**TO DO**
Repeat all entries exactly.

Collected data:
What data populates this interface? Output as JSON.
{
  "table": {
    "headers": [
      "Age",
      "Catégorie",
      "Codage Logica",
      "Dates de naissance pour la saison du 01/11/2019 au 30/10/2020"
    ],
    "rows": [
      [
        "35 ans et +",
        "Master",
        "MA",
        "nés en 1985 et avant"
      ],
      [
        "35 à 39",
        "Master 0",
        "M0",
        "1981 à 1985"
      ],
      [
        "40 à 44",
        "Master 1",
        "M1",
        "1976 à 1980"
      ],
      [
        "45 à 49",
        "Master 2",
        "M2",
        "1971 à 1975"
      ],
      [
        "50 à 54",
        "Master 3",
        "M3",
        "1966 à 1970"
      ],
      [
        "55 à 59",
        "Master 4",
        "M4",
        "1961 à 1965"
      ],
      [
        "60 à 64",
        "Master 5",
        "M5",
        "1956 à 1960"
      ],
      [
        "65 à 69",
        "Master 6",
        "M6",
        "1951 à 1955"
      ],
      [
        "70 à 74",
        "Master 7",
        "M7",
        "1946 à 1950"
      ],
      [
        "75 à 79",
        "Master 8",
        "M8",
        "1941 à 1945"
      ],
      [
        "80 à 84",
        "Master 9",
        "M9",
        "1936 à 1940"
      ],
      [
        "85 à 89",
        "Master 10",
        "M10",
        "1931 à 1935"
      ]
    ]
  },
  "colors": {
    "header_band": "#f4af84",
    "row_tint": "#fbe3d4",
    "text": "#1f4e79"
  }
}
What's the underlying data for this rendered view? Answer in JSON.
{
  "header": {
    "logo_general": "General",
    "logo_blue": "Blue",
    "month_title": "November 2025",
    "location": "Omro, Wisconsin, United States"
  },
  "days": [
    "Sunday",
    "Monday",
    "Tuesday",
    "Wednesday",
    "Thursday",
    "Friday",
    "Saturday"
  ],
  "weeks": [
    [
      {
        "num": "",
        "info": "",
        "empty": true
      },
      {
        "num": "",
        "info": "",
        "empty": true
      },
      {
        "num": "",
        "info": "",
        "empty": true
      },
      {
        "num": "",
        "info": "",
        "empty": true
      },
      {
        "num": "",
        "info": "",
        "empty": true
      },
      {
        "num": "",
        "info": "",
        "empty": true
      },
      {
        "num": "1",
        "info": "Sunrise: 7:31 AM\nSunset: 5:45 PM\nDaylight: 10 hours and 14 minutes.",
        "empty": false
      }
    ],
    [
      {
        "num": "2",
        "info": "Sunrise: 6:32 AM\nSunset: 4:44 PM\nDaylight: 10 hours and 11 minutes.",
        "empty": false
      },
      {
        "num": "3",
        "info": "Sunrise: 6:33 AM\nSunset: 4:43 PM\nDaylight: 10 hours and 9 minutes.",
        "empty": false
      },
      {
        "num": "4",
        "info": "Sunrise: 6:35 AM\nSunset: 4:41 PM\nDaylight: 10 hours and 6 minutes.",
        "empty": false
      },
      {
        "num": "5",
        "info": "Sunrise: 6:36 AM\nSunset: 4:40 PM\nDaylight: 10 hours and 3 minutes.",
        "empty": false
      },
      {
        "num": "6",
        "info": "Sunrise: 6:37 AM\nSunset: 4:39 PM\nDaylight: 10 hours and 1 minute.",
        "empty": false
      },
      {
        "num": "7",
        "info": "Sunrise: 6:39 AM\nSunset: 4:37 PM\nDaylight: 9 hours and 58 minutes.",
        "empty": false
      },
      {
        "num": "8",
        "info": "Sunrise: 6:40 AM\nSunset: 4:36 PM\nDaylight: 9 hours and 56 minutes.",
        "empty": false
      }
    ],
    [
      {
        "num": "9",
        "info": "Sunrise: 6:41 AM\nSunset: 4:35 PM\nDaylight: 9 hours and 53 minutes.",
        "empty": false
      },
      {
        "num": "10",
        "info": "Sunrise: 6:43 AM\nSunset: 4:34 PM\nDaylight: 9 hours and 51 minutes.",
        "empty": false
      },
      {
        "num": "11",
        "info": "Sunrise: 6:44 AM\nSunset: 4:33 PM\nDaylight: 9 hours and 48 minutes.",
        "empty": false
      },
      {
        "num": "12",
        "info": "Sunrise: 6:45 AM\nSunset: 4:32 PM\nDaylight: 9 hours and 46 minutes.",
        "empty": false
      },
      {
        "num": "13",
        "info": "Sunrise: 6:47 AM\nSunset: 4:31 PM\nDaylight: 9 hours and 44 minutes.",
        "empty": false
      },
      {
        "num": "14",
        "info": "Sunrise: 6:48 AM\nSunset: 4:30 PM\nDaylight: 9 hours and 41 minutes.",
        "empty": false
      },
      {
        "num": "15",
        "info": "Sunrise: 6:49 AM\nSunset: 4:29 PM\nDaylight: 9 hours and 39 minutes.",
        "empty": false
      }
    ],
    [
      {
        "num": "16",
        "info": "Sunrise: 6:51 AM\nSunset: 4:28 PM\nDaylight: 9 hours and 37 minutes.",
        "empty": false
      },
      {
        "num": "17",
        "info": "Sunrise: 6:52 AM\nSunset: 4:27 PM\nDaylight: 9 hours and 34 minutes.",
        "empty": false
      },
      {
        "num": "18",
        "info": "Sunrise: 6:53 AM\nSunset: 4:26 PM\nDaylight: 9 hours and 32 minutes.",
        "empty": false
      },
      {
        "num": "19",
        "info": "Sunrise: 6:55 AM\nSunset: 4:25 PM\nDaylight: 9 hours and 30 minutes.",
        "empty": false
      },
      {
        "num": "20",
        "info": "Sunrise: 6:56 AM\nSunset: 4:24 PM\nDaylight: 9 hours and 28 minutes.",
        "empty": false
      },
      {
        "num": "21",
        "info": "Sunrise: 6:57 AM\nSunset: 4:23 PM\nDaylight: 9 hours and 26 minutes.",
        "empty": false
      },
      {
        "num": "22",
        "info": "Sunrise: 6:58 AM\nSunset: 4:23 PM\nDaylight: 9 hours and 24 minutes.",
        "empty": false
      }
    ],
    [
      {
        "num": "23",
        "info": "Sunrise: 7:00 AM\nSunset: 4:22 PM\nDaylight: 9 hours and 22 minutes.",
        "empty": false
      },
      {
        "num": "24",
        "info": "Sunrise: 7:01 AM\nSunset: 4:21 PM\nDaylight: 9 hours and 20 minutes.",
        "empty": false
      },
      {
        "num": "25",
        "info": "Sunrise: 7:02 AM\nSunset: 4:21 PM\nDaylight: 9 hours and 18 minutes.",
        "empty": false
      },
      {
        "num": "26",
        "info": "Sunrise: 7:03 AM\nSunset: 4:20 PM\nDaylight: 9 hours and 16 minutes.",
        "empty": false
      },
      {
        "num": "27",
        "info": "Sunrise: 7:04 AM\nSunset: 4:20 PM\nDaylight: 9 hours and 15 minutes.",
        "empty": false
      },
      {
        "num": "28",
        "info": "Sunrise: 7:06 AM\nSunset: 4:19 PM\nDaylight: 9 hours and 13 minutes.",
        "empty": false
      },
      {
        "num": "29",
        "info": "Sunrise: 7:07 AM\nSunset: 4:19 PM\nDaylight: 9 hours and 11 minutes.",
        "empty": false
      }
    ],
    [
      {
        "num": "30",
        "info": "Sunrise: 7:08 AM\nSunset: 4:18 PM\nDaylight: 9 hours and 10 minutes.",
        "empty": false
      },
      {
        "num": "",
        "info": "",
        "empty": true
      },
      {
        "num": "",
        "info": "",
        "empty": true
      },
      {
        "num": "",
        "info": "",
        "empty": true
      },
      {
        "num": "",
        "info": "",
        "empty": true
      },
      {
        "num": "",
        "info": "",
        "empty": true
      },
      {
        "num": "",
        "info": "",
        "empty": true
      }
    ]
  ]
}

**PROBLEM SOLUTION**
What data populates this interface? Output as JSON.
{
  "table": {
    "headers": [
      "Age",
      "Catégorie",
      "Codage Logica",
      "Dates de naissance pour la saison du 01/11/2019 au 30/10/2020"
    ],
    "rows": [
      [
        "35 ans et +",
        "Master",
        "MA",
        "nés en 1985 et avant"
      ],
      [
        "35 à 39",
        "Master 0",
        "M0",
        "1981 à 1985"
      ],
      [
        "40 à 44",
        "Master 1",
        "M1",
        "1976 à 1980"
      ],
      [
        "45 à 49",
        "Master 2",
        "M2",
        "1971 à 1975"
      ],
      [
        "50 à 54",
        "Master 3",
        "M3",
        "1966 à 1970"
      ],
      [
        "55 à 59",
        "Master 4",
        "M4",
        "1961 à 1965"
      ],
      [
        "60 à 64",
        "Master 5",
        "M5",
        "1956 à 1960"
      ],
      [
        "65 à 69",
        "Master 6",
        "M6",
        "1951 à 1955"
      ],
      [
        "70 à 74",
        "Master 7",
        "M7",
        "1946 à 1950"
      ],
      [
        "75 à 79",
        "Master 8",
        "M8",
        "1941 à 1945"
      ],
      [
        "80 à 84",
        "Master 9",
        "M9",
        "1936 à 1940"
      ],
      [
        "85 à 89",
        "Master 10",
        "M10",
        "1931 à 1935"
      ]
    ]
  },
  "colors": {
    "header_band": "#f4af84",
    "row_tint": "#fbe3d4",
    "text": "#1f4e79"
  }
}
What's the underlying data for this rendered view? Answer in JSON.
{
  "header": {
    "logo_general": "General",
    "logo_blue": "Blue",
    "month_title": "November 2025",
    "location": "Omro, Wisconsin, United States"
  },
  "days": [
    "Sunday",
    "Monday",
    "Tuesday",
    "Wednesday",
    "Thursday",
    "Friday",
    "Saturday"
  ],
  "weeks": [
    [
      {
        "num": "",
        "info": "",
        "empty": true
      },
      {
        "num": "",
        "info": "",
        "empty": true
      },
      {
        "num": "",
        "info": "",
        "empty": true
      },
      {
        "num": "",
        "info": "",
        "empty": true
      },
      {
        "num": "",
        "info": "",
        "empty": true
      },
      {
        "num": "",
        "info": "",
        "empty": true
      },
      {
        "num": "1",
        "info": "Sunrise: 7:31 AM\nSunset: 5:45 PM\nDaylight: 10 hours and 14 minutes.",
        "empty": false
      }
    ],
    [
      {
        "num": "2",
        "info": "Sunrise: 6:32 AM\nSunset: 4:44 PM\nDaylight: 10 hours and 11 minutes.",
        "empty": false
      },
      {
        "num": "3",
        "info": "Sunrise: 6:33 AM\nSunset: 4:43 PM\nDaylight: 10 hours and 9 minutes.",
        "empty": false
      },
      {
        "num": "4",
        "info": "Sunrise: 6:35 AM\nSunset: 4:41 PM\nDaylight: 10 hours and 6 minutes.",
        "empty": false
      },
      {
        "num": "5",
        "info": "Sunrise: 6:36 AM\nSunset: 4:40 PM\nDaylight: 10 hours and 3 minutes.",
        "empty": false
      },
      {
        "num": "6",
        "info": "Sunrise: 6:37 AM\nSunset: 4:39 PM\nDaylight: 10 hours and 1 minute.",
        "empty": false
      },
      {
        "num": "7",
        "info": "Sunrise: 6:39 AM\nSunset: 4:37 PM\nDaylight: 9 hours and 58 minutes.",
        "empty": false
      },
      {
        "num": "8",
        "info": "Sunrise: 6:40 AM\nSunset: 4:36 PM\nDaylight: 9 hours and 56 minutes.",
        "empty": false
      }
    ],
    [
      {
        "num": "9",
        "info": "Sunrise: 6:41 AM\nSunset: 4:35 PM\nDaylight: 9 hours and 53 minutes.",
        "empty": false
      },
      {
        "num": "10",
        "info": "Sunrise: 6:43 AM\nSunset: 4:34 PM\nDaylight: 9 hours and 51 minutes.",
        "empty": false
      },
      {
        "num": "11",
        "info": "Sunrise: 6:44 AM\nSunset: 4:33 PM\nDaylight: 9 hours and 48 minutes.",
        "empty": false
      },
      {
        "num": "12",
        "info": "Sunrise: 6:45 AM\nSunset: 4:32 PM\nDaylight: 9 hours and 46 minutes.",
        "empty": false
      },
      {
        "num": "13",
        "info": "Sunrise: 6:47 AM\nSunset: 4:31 PM\nDaylight: 9 hours and 44 minutes.",
        "empty": false
      },
      {
        "num": "14",
        "info": "Sunrise: 6:48 AM\nSunset: 4:30 PM\nDaylight: 9 hours and 41 minutes.",
        "empty": false
      },
      {
        "num": "15",
        "info": "Sunrise: 6:49 AM\nSunset: 4:29 PM\nDaylight: 9 hours and 39 minutes.",
        "empty": false
      }
    ],
    [
      {
        "num": "16",
        "info": "Sunrise: 6:51 AM\nSunset: 4:28 PM\nDaylight: 9 hours and 37 minutes.",
        "empty": false
      },
      {
        "num": "17",
        "info": "Sunrise: 6:52 AM\nSunset: 4:27 PM\nDaylight: 9 hours and 34 minutes.",
        "empty": false
      },
      {
        "num": "18",
        "info": "Sunrise: 6:53 AM\nSunset: 4:26 PM\nDaylight: 9 hours and 32 minutes.",
        "empty": false
      },
      {
        "num": "19",
        "info": "Sunrise: 6:55 AM\nSunset: 4:25 PM\nDaylight: 9 hours and 30 minutes.",
        "empty": false
      },
      {
        "num": "20",
        "info": "Sunrise: 6:56 AM\nSunset: 4:24 PM\nDaylight: 9 hours and 28 minutes.",
        "empty": false
      },
      {
        "num": "21",
        "info": "Sunrise: 6:57 AM\nSunset: 4:23 PM\nDaylight: 9 hours and 26 minutes.",
        "empty": false
      },
      {
        "num": "22",
        "info": "Sunrise: 6:58 AM\nSunset: 4:23 PM\nDaylight: 9 hours and 24 minutes.",
        "empty": false
      }
    ],
    [
      {
        "num": "23",
        "info": "Sunrise: 7:00 AM\nSunset: 4:22 PM\nDaylight: 9 hours and 22 minutes.",
        "empty": false
      },
      {
        "num": "24",
        "info": "Sunrise: 7:01 AM\nSunset: 4:21 PM\nDaylight: 9 hours and 20 minutes.",
        "empty": false
      },
      {
        "num": "25",
        "info": "Sunrise: 7:02 AM\nSunset: 4:21 PM\nDaylight: 9 hours and 18 minutes.",
        "empty": false
      },
      {
        "num": "26",
        "info": "Sunrise: 7:03 AM\nSunset: 4:20 PM\nDaylight: 9 hours and 16 minutes.",
        "empty": false
      },
      {
        "num": "27",
        "info": "Sunrise: 7:04 AM\nSunset: 4:20 PM\nDaylight: 9 hours and 15 minutes.",
        "empty": false
      },
      {
        "num": "28",
        "info": "Sunrise: 7:06 AM\nSunset: 4:19 PM\nDaylight: 9 hours and 13 minutes.",
        "empty": false
      },
      {
        "num": "29",
        "info": "Sunrise: 7:07 AM\nSunset: 4:19 PM\nDaylight: 9 hours and 11 minutes.",
        "empty": false
      }
    ],
    [
      {
        "num": "30",
        "info": "Sunrise: 7:08 AM\nSunset: 4:18 PM\nDaylight: 9 hours and 10 minutes.",
        "empty": false
      },
      {
        "num": "",
        "info": "",
        "empty": true
      },
      {
        "num": "",
        "info": "",
        "empty": true
      },
      {
        "num": "",
        "info": "",
        "empty": true
      },
      {
        "num": "",
        "info": "",
        "empty": true
      },
      {
        "num": "",
        "info": "",
        "empty": true
      },
      {
        "num": "",
        "info": "",
        "empty": true
      }
    ]
  ]
}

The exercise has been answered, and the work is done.